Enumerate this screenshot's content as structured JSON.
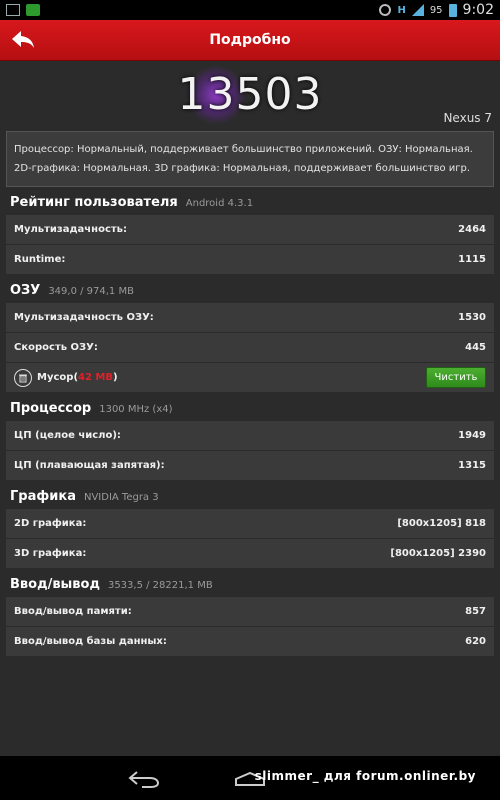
{
  "status_bar": {
    "battery": "95",
    "time": "9:02",
    "network": "H"
  },
  "header": {
    "title": "Подробно"
  },
  "score": {
    "value": "13503",
    "device": "Nexus 7"
  },
  "description": "Процессор: Нормальный, поддерживает большинство приложений. ОЗУ: Нормальная. 2D-графика: Нормальная. 3D графика: Нормальная, поддерживает большинство игр.",
  "sections": {
    "user": {
      "title": "Рейтинг пользователя",
      "sub": "Android 4.3.1",
      "rows": [
        {
          "label": "Мультизадачность:",
          "value": "2464"
        },
        {
          "label": "Runtime:",
          "value": "1115"
        }
      ]
    },
    "ram": {
      "title": "ОЗУ",
      "sub": "349,0 / 974,1 MB",
      "rows": [
        {
          "label": "Мультизадачность ОЗУ:",
          "value": "1530"
        },
        {
          "label": "Скорость ОЗУ:",
          "value": "445"
        }
      ],
      "junk": {
        "label": "Мусор",
        "size": "42 MB",
        "button": "Чистить"
      }
    },
    "cpu": {
      "title": "Процессор",
      "sub": "1300 MHz (x4)",
      "rows": [
        {
          "label": "ЦП (целое число):",
          "value": "1949"
        },
        {
          "label": "ЦП (плавающая запятая):",
          "value": "1315"
        }
      ]
    },
    "graphics": {
      "title": "Графика",
      "sub": "NVIDIA Tegra 3",
      "rows": [
        {
          "label": "2D графика:",
          "value": "[800x1205] 818"
        },
        {
          "label": "3D графика:",
          "value": "[800x1205] 2390"
        }
      ]
    },
    "io": {
      "title": "Ввод/вывод",
      "sub": "3533,5 / 28221,1 MB",
      "rows": [
        {
          "label": "Ввод/вывод памяти:",
          "value": "857"
        },
        {
          "label": "Ввод/вывод базы данных:",
          "value": "620"
        }
      ]
    }
  },
  "watermark": "slimmer_ для forum.onliner.by",
  "colors": {
    "header_red": "#c8141a",
    "accent_junk": "#e0212a",
    "button_green": "#3e9e26"
  }
}
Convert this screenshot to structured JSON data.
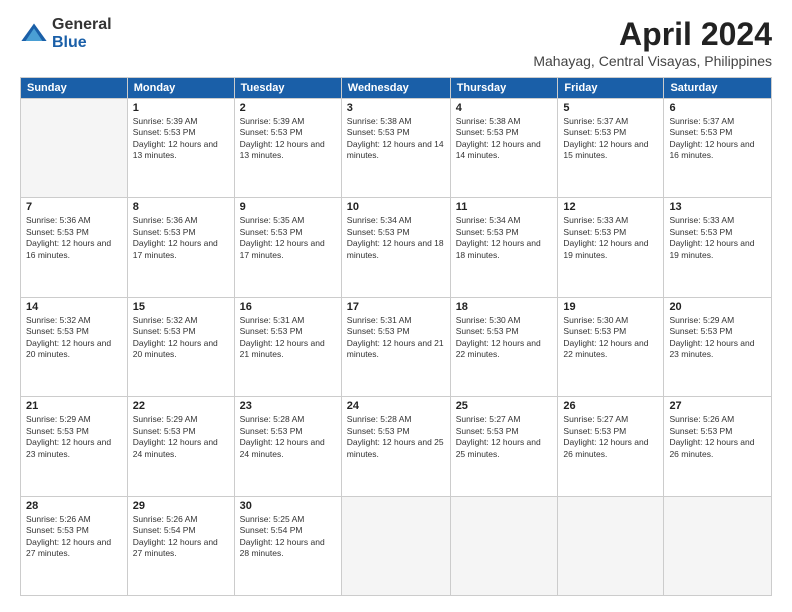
{
  "logo": {
    "general": "General",
    "blue": "Blue"
  },
  "title": "April 2024",
  "subtitle": "Mahayag, Central Visayas, Philippines",
  "weekdays": [
    "Sunday",
    "Monday",
    "Tuesday",
    "Wednesday",
    "Thursday",
    "Friday",
    "Saturday"
  ],
  "weeks": [
    [
      {
        "day": null
      },
      {
        "day": "1",
        "sunrise": "5:39 AM",
        "sunset": "5:53 PM",
        "daylight": "12 hours and 13 minutes."
      },
      {
        "day": "2",
        "sunrise": "5:39 AM",
        "sunset": "5:53 PM",
        "daylight": "12 hours and 13 minutes."
      },
      {
        "day": "3",
        "sunrise": "5:38 AM",
        "sunset": "5:53 PM",
        "daylight": "12 hours and 14 minutes."
      },
      {
        "day": "4",
        "sunrise": "5:38 AM",
        "sunset": "5:53 PM",
        "daylight": "12 hours and 14 minutes."
      },
      {
        "day": "5",
        "sunrise": "5:37 AM",
        "sunset": "5:53 PM",
        "daylight": "12 hours and 15 minutes."
      },
      {
        "day": "6",
        "sunrise": "5:37 AM",
        "sunset": "5:53 PM",
        "daylight": "12 hours and 16 minutes."
      }
    ],
    [
      {
        "day": "7",
        "sunrise": "5:36 AM",
        "sunset": "5:53 PM",
        "daylight": "12 hours and 16 minutes."
      },
      {
        "day": "8",
        "sunrise": "5:36 AM",
        "sunset": "5:53 PM",
        "daylight": "12 hours and 17 minutes."
      },
      {
        "day": "9",
        "sunrise": "5:35 AM",
        "sunset": "5:53 PM",
        "daylight": "12 hours and 17 minutes."
      },
      {
        "day": "10",
        "sunrise": "5:34 AM",
        "sunset": "5:53 PM",
        "daylight": "12 hours and 18 minutes."
      },
      {
        "day": "11",
        "sunrise": "5:34 AM",
        "sunset": "5:53 PM",
        "daylight": "12 hours and 18 minutes."
      },
      {
        "day": "12",
        "sunrise": "5:33 AM",
        "sunset": "5:53 PM",
        "daylight": "12 hours and 19 minutes."
      },
      {
        "day": "13",
        "sunrise": "5:33 AM",
        "sunset": "5:53 PM",
        "daylight": "12 hours and 19 minutes."
      }
    ],
    [
      {
        "day": "14",
        "sunrise": "5:32 AM",
        "sunset": "5:53 PM",
        "daylight": "12 hours and 20 minutes."
      },
      {
        "day": "15",
        "sunrise": "5:32 AM",
        "sunset": "5:53 PM",
        "daylight": "12 hours and 20 minutes."
      },
      {
        "day": "16",
        "sunrise": "5:31 AM",
        "sunset": "5:53 PM",
        "daylight": "12 hours and 21 minutes."
      },
      {
        "day": "17",
        "sunrise": "5:31 AM",
        "sunset": "5:53 PM",
        "daylight": "12 hours and 21 minutes."
      },
      {
        "day": "18",
        "sunrise": "5:30 AM",
        "sunset": "5:53 PM",
        "daylight": "12 hours and 22 minutes."
      },
      {
        "day": "19",
        "sunrise": "5:30 AM",
        "sunset": "5:53 PM",
        "daylight": "12 hours and 22 minutes."
      },
      {
        "day": "20",
        "sunrise": "5:29 AM",
        "sunset": "5:53 PM",
        "daylight": "12 hours and 23 minutes."
      }
    ],
    [
      {
        "day": "21",
        "sunrise": "5:29 AM",
        "sunset": "5:53 PM",
        "daylight": "12 hours and 23 minutes."
      },
      {
        "day": "22",
        "sunrise": "5:29 AM",
        "sunset": "5:53 PM",
        "daylight": "12 hours and 24 minutes."
      },
      {
        "day": "23",
        "sunrise": "5:28 AM",
        "sunset": "5:53 PM",
        "daylight": "12 hours and 24 minutes."
      },
      {
        "day": "24",
        "sunrise": "5:28 AM",
        "sunset": "5:53 PM",
        "daylight": "12 hours and 25 minutes."
      },
      {
        "day": "25",
        "sunrise": "5:27 AM",
        "sunset": "5:53 PM",
        "daylight": "12 hours and 25 minutes."
      },
      {
        "day": "26",
        "sunrise": "5:27 AM",
        "sunset": "5:53 PM",
        "daylight": "12 hours and 26 minutes."
      },
      {
        "day": "27",
        "sunrise": "5:26 AM",
        "sunset": "5:53 PM",
        "daylight": "12 hours and 26 minutes."
      }
    ],
    [
      {
        "day": "28",
        "sunrise": "5:26 AM",
        "sunset": "5:53 PM",
        "daylight": "12 hours and 27 minutes."
      },
      {
        "day": "29",
        "sunrise": "5:26 AM",
        "sunset": "5:54 PM",
        "daylight": "12 hours and 27 minutes."
      },
      {
        "day": "30",
        "sunrise": "5:25 AM",
        "sunset": "5:54 PM",
        "daylight": "12 hours and 28 minutes."
      },
      {
        "day": null
      },
      {
        "day": null
      },
      {
        "day": null
      },
      {
        "day": null
      }
    ]
  ]
}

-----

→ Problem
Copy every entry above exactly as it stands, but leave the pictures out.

→ Exercise answer
Enumerate this screenshot's content as structured JSON.
{
  "status_bar": {
    "battery": "95",
    "time": "9:02",
    "network": "H"
  },
  "header": {
    "title": "Подробно"
  },
  "score": {
    "value": "13503",
    "device": "Nexus 7"
  },
  "description": "Процессор: Нормальный, поддерживает большинство приложений. ОЗУ: Нормальная. 2D-графика: Нормальная. 3D графика: Нормальная, поддерживает большинство игр.",
  "sections": {
    "user": {
      "title": "Рейтинг пользователя",
      "sub": "Android 4.3.1",
      "rows": [
        {
          "label": "Мультизадачность:",
          "value": "2464"
        },
        {
          "label": "Runtime:",
          "value": "1115"
        }
      ]
    },
    "ram": {
      "title": "ОЗУ",
      "sub": "349,0 / 974,1 MB",
      "rows": [
        {
          "label": "Мультизадачность ОЗУ:",
          "value": "1530"
        },
        {
          "label": "Скорость ОЗУ:",
          "value": "445"
        }
      ],
      "junk": {
        "label": "Мусор",
        "size": "42 MB",
        "button": "Чистить"
      }
    },
    "cpu": {
      "title": "Процессор",
      "sub": "1300 MHz (x4)",
      "rows": [
        {
          "label": "ЦП (целое число):",
          "value": "1949"
        },
        {
          "label": "ЦП (плавающая запятая):",
          "value": "1315"
        }
      ]
    },
    "graphics": {
      "title": "Графика",
      "sub": "NVIDIA Tegra 3",
      "rows": [
        {
          "label": "2D графика:",
          "value": "[800x1205] 818"
        },
        {
          "label": "3D графика:",
          "value": "[800x1205] 2390"
        }
      ]
    },
    "io": {
      "title": "Ввод/вывод",
      "sub": "3533,5 / 28221,1 MB",
      "rows": [
        {
          "label": "Ввод/вывод памяти:",
          "value": "857"
        },
        {
          "label": "Ввод/вывод базы данных:",
          "value": "620"
        }
      ]
    }
  },
  "watermark": "slimmer_ для forum.onliner.by",
  "colors": {
    "header_red": "#c8141a",
    "accent_junk": "#e0212a",
    "button_green": "#3e9e26"
  }
}
Convert this screenshot to structured JSON data.
{
  "logo": {
    "general": "General",
    "blue": "Blue"
  },
  "title": "April 2024",
  "subtitle": "Mahayag, Central Visayas, Philippines",
  "weekdays": [
    "Sunday",
    "Monday",
    "Tuesday",
    "Wednesday",
    "Thursday",
    "Friday",
    "Saturday"
  ],
  "weeks": [
    [
      {
        "day": null
      },
      {
        "day": "1",
        "sunrise": "5:39 AM",
        "sunset": "5:53 PM",
        "daylight": "12 hours and 13 minutes."
      },
      {
        "day": "2",
        "sunrise": "5:39 AM",
        "sunset": "5:53 PM",
        "daylight": "12 hours and 13 minutes."
      },
      {
        "day": "3",
        "sunrise": "5:38 AM",
        "sunset": "5:53 PM",
        "daylight": "12 hours and 14 minutes."
      },
      {
        "day": "4",
        "sunrise": "5:38 AM",
        "sunset": "5:53 PM",
        "daylight": "12 hours and 14 minutes."
      },
      {
        "day": "5",
        "sunrise": "5:37 AM",
        "sunset": "5:53 PM",
        "daylight": "12 hours and 15 minutes."
      },
      {
        "day": "6",
        "sunrise": "5:37 AM",
        "sunset": "5:53 PM",
        "daylight": "12 hours and 16 minutes."
      }
    ],
    [
      {
        "day": "7",
        "sunrise": "5:36 AM",
        "sunset": "5:53 PM",
        "daylight": "12 hours and 16 minutes."
      },
      {
        "day": "8",
        "sunrise": "5:36 AM",
        "sunset": "5:53 PM",
        "daylight": "12 hours and 17 minutes."
      },
      {
        "day": "9",
        "sunrise": "5:35 AM",
        "sunset": "5:53 PM",
        "daylight": "12 hours and 17 minutes."
      },
      {
        "day": "10",
        "sunrise": "5:34 AM",
        "sunset": "5:53 PM",
        "daylight": "12 hours and 18 minutes."
      },
      {
        "day": "11",
        "sunrise": "5:34 AM",
        "sunset": "5:53 PM",
        "daylight": "12 hours and 18 minutes."
      },
      {
        "day": "12",
        "sunrise": "5:33 AM",
        "sunset": "5:53 PM",
        "daylight": "12 hours and 19 minutes."
      },
      {
        "day": "13",
        "sunrise": "5:33 AM",
        "sunset": "5:53 PM",
        "daylight": "12 hours and 19 minutes."
      }
    ],
    [
      {
        "day": "14",
        "sunrise": "5:32 AM",
        "sunset": "5:53 PM",
        "daylight": "12 hours and 20 minutes."
      },
      {
        "day": "15",
        "sunrise": "5:32 AM",
        "sunset": "5:53 PM",
        "daylight": "12 hours and 20 minutes."
      },
      {
        "day": "16",
        "sunrise": "5:31 AM",
        "sunset": "5:53 PM",
        "daylight": "12 hours and 21 minutes."
      },
      {
        "day": "17",
        "sunrise": "5:31 AM",
        "sunset": "5:53 PM",
        "daylight": "12 hours and 21 minutes."
      },
      {
        "day": "18",
        "sunrise": "5:30 AM",
        "sunset": "5:53 PM",
        "daylight": "12 hours and 22 minutes."
      },
      {
        "day": "19",
        "sunrise": "5:30 AM",
        "sunset": "5:53 PM",
        "daylight": "12 hours and 22 minutes."
      },
      {
        "day": "20",
        "sunrise": "5:29 AM",
        "sunset": "5:53 PM",
        "daylight": "12 hours and 23 minutes."
      }
    ],
    [
      {
        "day": "21",
        "sunrise": "5:29 AM",
        "sunset": "5:53 PM",
        "daylight": "12 hours and 23 minutes."
      },
      {
        "day": "22",
        "sunrise": "5:29 AM",
        "sunset": "5:53 PM",
        "daylight": "12 hours and 24 minutes."
      },
      {
        "day": "23",
        "sunrise": "5:28 AM",
        "sunset": "5:53 PM",
        "daylight": "12 hours and 24 minutes."
      },
      {
        "day": "24",
        "sunrise": "5:28 AM",
        "sunset": "5:53 PM",
        "daylight": "12 hours and 25 minutes."
      },
      {
        "day": "25",
        "sunrise": "5:27 AM",
        "sunset": "5:53 PM",
        "daylight": "12 hours and 25 minutes."
      },
      {
        "day": "26",
        "sunrise": "5:27 AM",
        "sunset": "5:53 PM",
        "daylight": "12 hours and 26 minutes."
      },
      {
        "day": "27",
        "sunrise": "5:26 AM",
        "sunset": "5:53 PM",
        "daylight": "12 hours and 26 minutes."
      }
    ],
    [
      {
        "day": "28",
        "sunrise": "5:26 AM",
        "sunset": "5:53 PM",
        "daylight": "12 hours and 27 minutes."
      },
      {
        "day": "29",
        "sunrise": "5:26 AM",
        "sunset": "5:54 PM",
        "daylight": "12 hours and 27 minutes."
      },
      {
        "day": "30",
        "sunrise": "5:25 AM",
        "sunset": "5:54 PM",
        "daylight": "12 hours and 28 minutes."
      },
      {
        "day": null
      },
      {
        "day": null
      },
      {
        "day": null
      },
      {
        "day": null
      }
    ]
  ]
}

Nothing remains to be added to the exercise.